Despite the diversity of class-mates, many answers were quite similar. At the beginning, I heard the expected ones, related to the 6 centuries of the Oxford University, the World-Class equity and the new opportunities that might arise. These sounded to me like a rational validation for our financial & time investment.
Than we had the first classes and we met our excellent professors. They are restless people, devoting their life to creating a positive change around them. And one evening, I’ve been part of an inspirational story, done by Professor Kurt April. He lectured about the choices we make at different life moments.
Our life journey seems to be like an Opera with three parts:
In the First Act, we spend many years following a story that will make us hunters of success. Usually, this success tale is a social norm, written by others: having power, earning money, owning a nice house, driving a luxury car, going in nice holidays.
In the Second Act, for some people something happens. This is related to fail: living a lonely unfulfilled life, lack of a true scope, having no positive impact around.
In the Third Act, people need to take a decision. Either boosting the existing narrative chasing more money and more power; or break the narrative and re-write it, creating their own story that truly fulfils them.
In that evening, Professor Kurt April spoke with his words, but he worked with our emotions.
I felt a revelation.
In our small Oxford eMBA tribe, the friendship soon cracked the barriers.

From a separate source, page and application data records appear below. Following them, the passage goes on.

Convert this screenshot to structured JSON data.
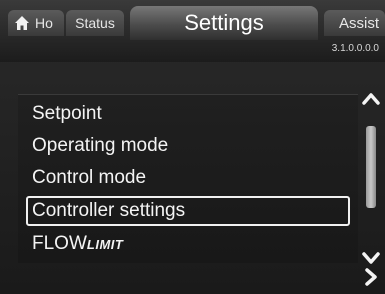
{
  "header": {
    "tabs": {
      "home": "Ho",
      "status": "Status",
      "settings": "Settings",
      "assist": "Assist"
    },
    "version": "3.1.0.0.0.0"
  },
  "menu": {
    "items": [
      {
        "label": "Setpoint"
      },
      {
        "label": "Operating mode"
      },
      {
        "label": "Control mode"
      },
      {
        "label": "Controller settings",
        "selected": true
      },
      {
        "label_main": "FLOW",
        "label_suffix": "LIMIT"
      }
    ]
  },
  "icons": {
    "home": "home-icon",
    "scroll_up": "chevron-up-icon",
    "scroll_down": "chevron-down-icon",
    "next": "chevron-right-icon"
  },
  "colors": {
    "background": "#1e1e1e",
    "text": "#f2f2f2",
    "selection_border": "#f0f0f0"
  }
}
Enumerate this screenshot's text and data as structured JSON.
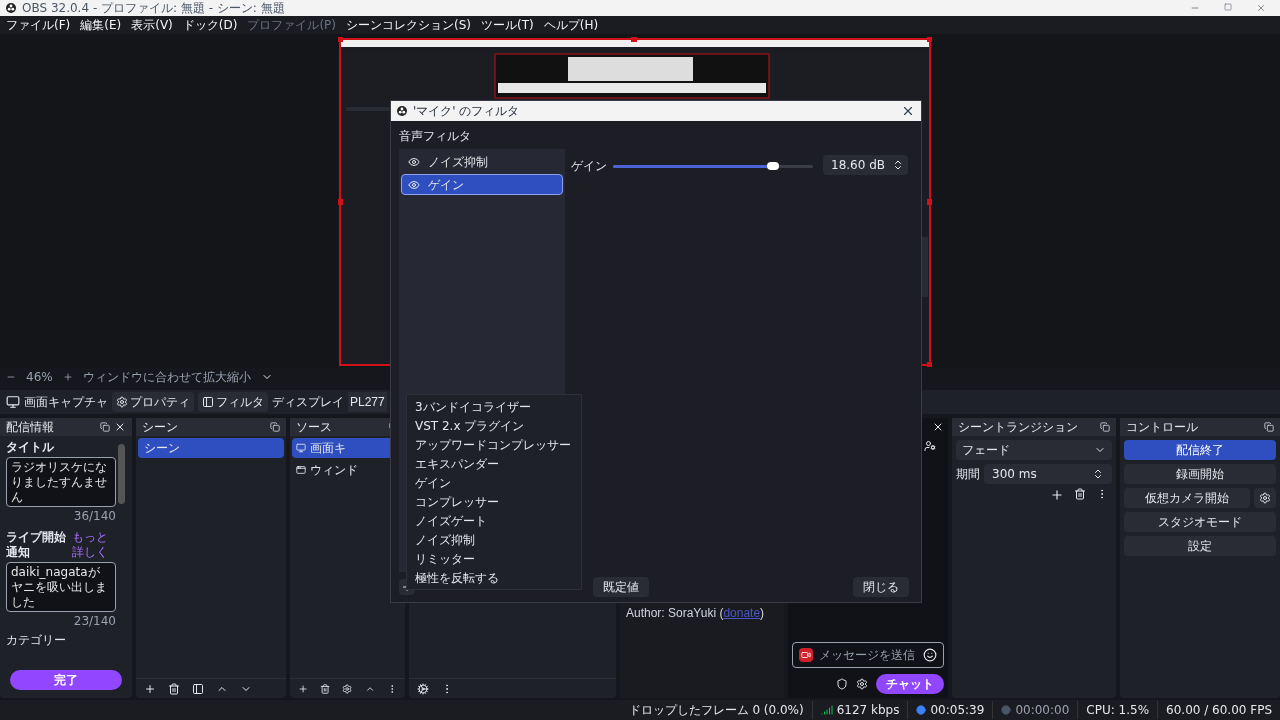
{
  "window": {
    "title": "OBS 32.0.4 - プロファイル: 無題 - シーン: 無題"
  },
  "menu": [
    {
      "label": "ファイル(F)",
      "disabled": false
    },
    {
      "label": "編集(E)",
      "disabled": false
    },
    {
      "label": "表示(V)",
      "disabled": false
    },
    {
      "label": "ドック(D)",
      "disabled": false
    },
    {
      "label": "プロファイル(P)",
      "disabled": true
    },
    {
      "label": "シーンコレクション(S)",
      "disabled": false
    },
    {
      "label": "ツール(T)",
      "disabled": false
    },
    {
      "label": "ヘルプ(H)",
      "disabled": false
    }
  ],
  "preview_bar": {
    "zoom": "46%",
    "fit": "ウィンドウに合わせて拡大縮小"
  },
  "source_toolbar": {
    "source": "画面キャプチャ",
    "properties": "プロパティ",
    "filters": "フィルタ",
    "display_label": "ディスプレイ",
    "display_value": "PL277"
  },
  "stream_info": {
    "title": "配信情報",
    "title_label": "タイトル",
    "title_value": "ラジオリスケになりましたすんません",
    "title_count": "36/140",
    "notify_label": "ライブ開始通知",
    "more_link": "もっと詳しく",
    "notify_value": "daiki_nagataがヤニを吸い出しました",
    "notify_count": "23/140",
    "category_label": "カテゴリー",
    "done": "完了"
  },
  "scenes": {
    "title": "シーン",
    "items": [
      {
        "label": "シーン",
        "selected": true
      }
    ]
  },
  "sources": {
    "title": "ソース",
    "items": [
      {
        "label": "画面キ",
        "kind": "display",
        "selected": true
      },
      {
        "label": "ウィンド",
        "kind": "window",
        "selected": false
      }
    ]
  },
  "plugin_info": {
    "author": "Author: SoraYuki (",
    "link": "donate",
    "after": ")"
  },
  "chat": {
    "placeholder": "メッセージを送信",
    "button": "チャット"
  },
  "transitions": {
    "title": "シーントランジション",
    "transition": "フェード",
    "duration_label": "期間",
    "duration": "300 ms"
  },
  "controls": {
    "title": "コントロール",
    "buttons": [
      {
        "label": "配信終了",
        "active": true,
        "kind": "plain"
      },
      {
        "label": "録画開始",
        "active": false,
        "kind": "plain"
      },
      {
        "label": "仮想カメラ開始",
        "active": false,
        "kind": "split"
      },
      {
        "label": "スタジオモード",
        "active": false,
        "kind": "plain"
      },
      {
        "label": "設定",
        "active": false,
        "kind": "plain"
      }
    ]
  },
  "dialog": {
    "title": "'マイク' のフィルタ",
    "section": "音声フィルタ",
    "filters": [
      {
        "label": "ノイズ抑制",
        "selected": false
      },
      {
        "label": "ゲイン",
        "selected": true
      }
    ],
    "gain_label": "ゲイン",
    "gain": {
      "level": 0.8
    },
    "gain_value": "18.60 dB",
    "defaults": "既定値",
    "close": "閉じる",
    "add_menu": [
      "3バンドイコライザー",
      "VST 2.x プラグイン",
      "アップワードコンプレッサー",
      "エキスパンダー",
      "ゲイン",
      "コンプレッサー",
      "ノイズゲート",
      "ノイズ抑制",
      "リミッター",
      "極性を反転する"
    ]
  },
  "status_bar": {
    "dropped": "ドロップしたフレーム 0 (0.0%)",
    "bitrate": "6127 kbps",
    "stream_time": "00:05:39",
    "streaming": true,
    "record_time": "00:00:00",
    "recording": false,
    "cpu": "CPU: 1.5%",
    "fps": "60.00 / 60.00 FPS"
  }
}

Being comfortable with self-vulnerabilities, a simultaneous insight surfaced, related to deeper tensions.
The majority of us, despite being successful, had a history of mismatches, break-downs and failures. These set-backs were precious just because they became a long-term changing agent. It was a surprising correlation. The more painful the experience, the more it becomes related to someone’s life purpose. The less a noble scope exists in the current work-places, the more someone was looking for a meaningful switch. The lucky ones, already started to change their life in recent years. Others are currently working to decide future direction.
It seems that as a group, we are in full Second Act, and searching for the Third Act, re-writing our own story. We don’t want just to become more successful, but more meaningful.
At the end of the day, the transformation is compounded. It requires one degree of change at a time.
In this first week, I had mine. I know that all will add up at the right moment.